McConnell said that the Senate would vote again on defunding Planned Parenthood after a failed Senate vote last month, but he said that the votes are not there. 

“We just don’t have the votes to get the outcome that we’d like,” he said. “Again, the president has the pen to sign it. If he doesn’t sign it, it doesn’t happen. But, yeah, we voted on that already in the Senate, we’ll vote on it again, but I would remind all of your viewers the way you make a law in this country, the Congress has to pass it and the president has to sign it.”

However, McConnell will be under pressure from members, like Sen. Ted CruzTed CruzThe media couldn't be more blatant in distorting Trump's words on Charlottesville Curtis wins GOP primary for House seat vacated by Jason Chaffetz Kimmel: Let’s make Trump a king so he has no power MORE (R-Texas), and other presidential candidates not to include any Planned Parenthood funding in the larger government spending bill this fall.

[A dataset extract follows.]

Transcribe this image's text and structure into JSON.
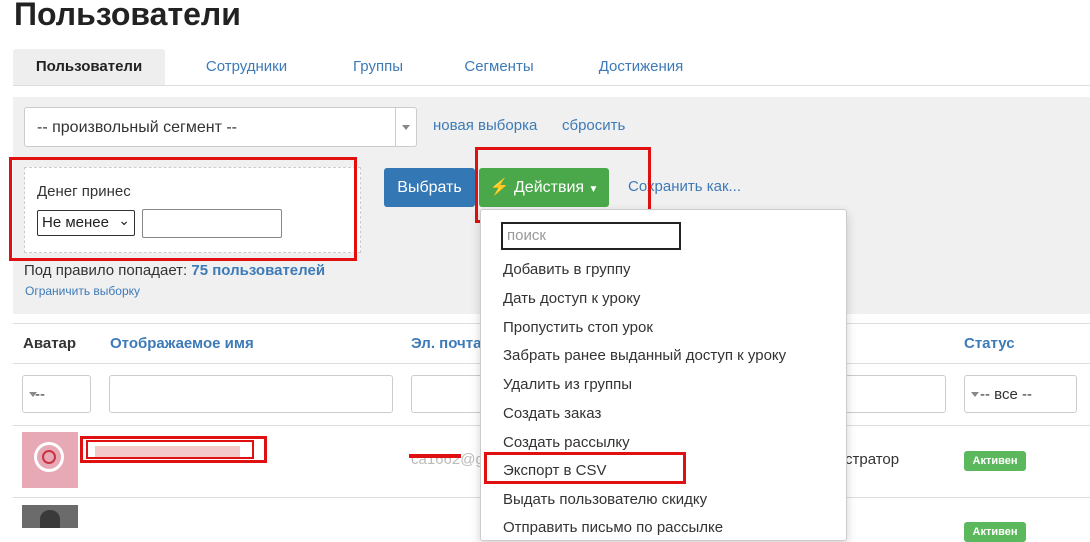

If President Obama then vetoed that bill, as expected, there would be a government shutdown. 

McConnell vowed last month that the government will not shut down over the issue, noting the failure of previous Republican efforts and saying, “We’ve been down this path before.”

Still, even some establishment Republicans have said they would have trouble voting for a spending bill that included Planned Parenthood funds. 

The House could also vote on a stand-alone bill to defund Planned Parenthood when lawmakers return this month from the August recess, in an effort to lessen pressure to defund the group in the spending bill. 

Hearings are also expected from the House committees investigating the group.